Goal of the exercise:
A word-for-word copy of the entries, with images excluded, is the expected answer.

************

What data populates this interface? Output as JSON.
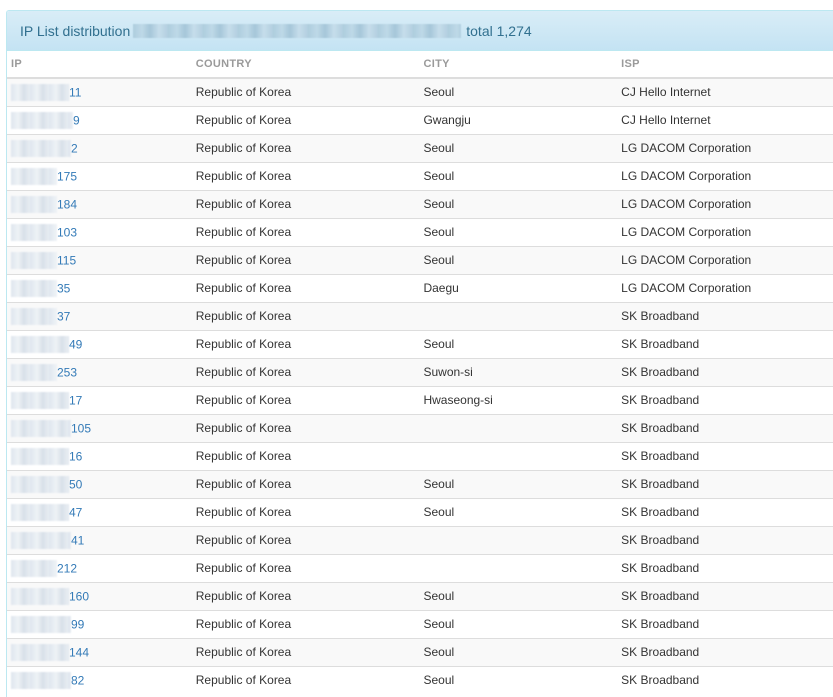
{
  "panel": {
    "title": "IP List distribution",
    "total": "total 1,274"
  },
  "columns": {
    "ip": "IP",
    "country": "COUNTRY",
    "city": "CITY",
    "isp": "ISP"
  },
  "rows": [
    {
      "ip_suffix": "11",
      "country": "Republic of Korea",
      "city": "Seoul",
      "isp": "CJ Hello Internet"
    },
    {
      "ip_suffix": "9",
      "country": "Republic of Korea",
      "city": "Gwangju",
      "isp": "CJ Hello Internet"
    },
    {
      "ip_suffix": "2",
      "country": "Republic of Korea",
      "city": "Seoul",
      "isp": "LG DACOM Corporation"
    },
    {
      "ip_suffix": "175",
      "country": "Republic of Korea",
      "city": "Seoul",
      "isp": "LG DACOM Corporation"
    },
    {
      "ip_suffix": "184",
      "country": "Republic of Korea",
      "city": "Seoul",
      "isp": "LG DACOM Corporation"
    },
    {
      "ip_suffix": "103",
      "country": "Republic of Korea",
      "city": "Seoul",
      "isp": "LG DACOM Corporation"
    },
    {
      "ip_suffix": "115",
      "country": "Republic of Korea",
      "city": "Seoul",
      "isp": "LG DACOM Corporation"
    },
    {
      "ip_suffix": "35",
      "country": "Republic of Korea",
      "city": "Daegu",
      "isp": "LG DACOM Corporation"
    },
    {
      "ip_suffix": "37",
      "country": "Republic of Korea",
      "city": "",
      "isp": "SK Broadband"
    },
    {
      "ip_suffix": "49",
      "country": "Republic of Korea",
      "city": "Seoul",
      "isp": "SK Broadband"
    },
    {
      "ip_suffix": "253",
      "country": "Republic of Korea",
      "city": "Suwon-si",
      "isp": "SK Broadband"
    },
    {
      "ip_suffix": "17",
      "country": "Republic of Korea",
      "city": "Hwaseong-si",
      "isp": "SK Broadband"
    },
    {
      "ip_suffix": "105",
      "country": "Republic of Korea",
      "city": "",
      "isp": "SK Broadband"
    },
    {
      "ip_suffix": "16",
      "country": "Republic of Korea",
      "city": "",
      "isp": "SK Broadband"
    },
    {
      "ip_suffix": "50",
      "country": "Republic of Korea",
      "city": "Seoul",
      "isp": "SK Broadband"
    },
    {
      "ip_suffix": "47",
      "country": "Republic of Korea",
      "city": "Seoul",
      "isp": "SK Broadband"
    },
    {
      "ip_suffix": "41",
      "country": "Republic of Korea",
      "city": "",
      "isp": "SK Broadband"
    },
    {
      "ip_suffix": "212",
      "country": "Republic of Korea",
      "city": "",
      "isp": "SK Broadband"
    },
    {
      "ip_suffix": "160",
      "country": "Republic of Korea",
      "city": "Seoul",
      "isp": "SK Broadband"
    },
    {
      "ip_suffix": "99",
      "country": "Republic of Korea",
      "city": "Seoul",
      "isp": "SK Broadband"
    },
    {
      "ip_suffix": "144",
      "country": "Republic of Korea",
      "city": "Seoul",
      "isp": "SK Broadband"
    },
    {
      "ip_suffix": "82",
      "country": "Republic of Korea",
      "city": "Seoul",
      "isp": "SK Broadband"
    }
  ],
  "colors": {
    "heading_text": "#31708f",
    "heading_bg": "#d9edf7",
    "link": "#337ab7",
    "row_stripe": "#f9f9f9",
    "border": "#dddddd"
  }
}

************

Exercise solution:
What data populates this interface? Output as JSON.
{
  "panel": {
    "title": "IP List distribution",
    "total": "total 1,274"
  },
  "columns": {
    "ip": "IP",
    "country": "COUNTRY",
    "city": "CITY",
    "isp": "ISP"
  },
  "rows": [
    {
      "ip_suffix": "11",
      "country": "Republic of Korea",
      "city": "Seoul",
      "isp": "CJ Hello Internet"
    },
    {
      "ip_suffix": "9",
      "country": "Republic of Korea",
      "city": "Gwangju",
      "isp": "CJ Hello Internet"
    },
    {
      "ip_suffix": "2",
      "country": "Republic of Korea",
      "city": "Seoul",
      "isp": "LG DACOM Corporation"
    },
    {
      "ip_suffix": "175",
      "country": "Republic of Korea",
      "city": "Seoul",
      "isp": "LG DACOM Corporation"
    },
    {
      "ip_suffix": "184",
      "country": "Republic of Korea",
      "city": "Seoul",
      "isp": "LG DACOM Corporation"
    },
    {
      "ip_suffix": "103",
      "country": "Republic of Korea",
      "city": "Seoul",
      "isp": "LG DACOM Corporation"
    },
    {
      "ip_suffix": "115",
      "country": "Republic of Korea",
      "city": "Seoul",
      "isp": "LG DACOM Corporation"
    },
    {
      "ip_suffix": "35",
      "country": "Republic of Korea",
      "city": "Daegu",
      "isp": "LG DACOM Corporation"
    },
    {
      "ip_suffix": "37",
      "country": "Republic of Korea",
      "city": "",
      "isp": "SK Broadband"
    },
    {
      "ip_suffix": "49",
      "country": "Republic of Korea",
      "city": "Seoul",
      "isp": "SK Broadband"
    },
    {
      "ip_suffix": "253",
      "country": "Republic of Korea",
      "city": "Suwon-si",
      "isp": "SK Broadband"
    },
    {
      "ip_suffix": "17",
      "country": "Republic of Korea",
      "city": "Hwaseong-si",
      "isp": "SK Broadband"
    },
    {
      "ip_suffix": "105",
      "country": "Republic of Korea",
      "city": "",
      "isp": "SK Broadband"
    },
    {
      "ip_suffix": "16",
      "country": "Republic of Korea",
      "city": "",
      "isp": "SK Broadband"
    },
    {
      "ip_suffix": "50",
      "country": "Republic of Korea",
      "city": "Seoul",
      "isp": "SK Broadband"
    },
    {
      "ip_suffix": "47",
      "country": "Republic of Korea",
      "city": "Seoul",
      "isp": "SK Broadband"
    },
    {
      "ip_suffix": "41",
      "country": "Republic of Korea",
      "city": "",
      "isp": "SK Broadband"
    },
    {
      "ip_suffix": "212",
      "country": "Republic of Korea",
      "city": "",
      "isp": "SK Broadband"
    },
    {
      "ip_suffix": "160",
      "country": "Republic of Korea",
      "city": "Seoul",
      "isp": "SK Broadband"
    },
    {
      "ip_suffix": "99",
      "country": "Republic of Korea",
      "city": "Seoul",
      "isp": "SK Broadband"
    },
    {
      "ip_suffix": "144",
      "country": "Republic of Korea",
      "city": "Seoul",
      "isp": "SK Broadband"
    },
    {
      "ip_suffix": "82",
      "country": "Republic of Korea",
      "city": "Seoul",
      "isp": "SK Broadband"
    }
  ],
  "colors": {
    "heading_text": "#31708f",
    "heading_bg": "#d9edf7",
    "link": "#337ab7",
    "row_stripe": "#f9f9f9",
    "border": "#dddddd"
  }
}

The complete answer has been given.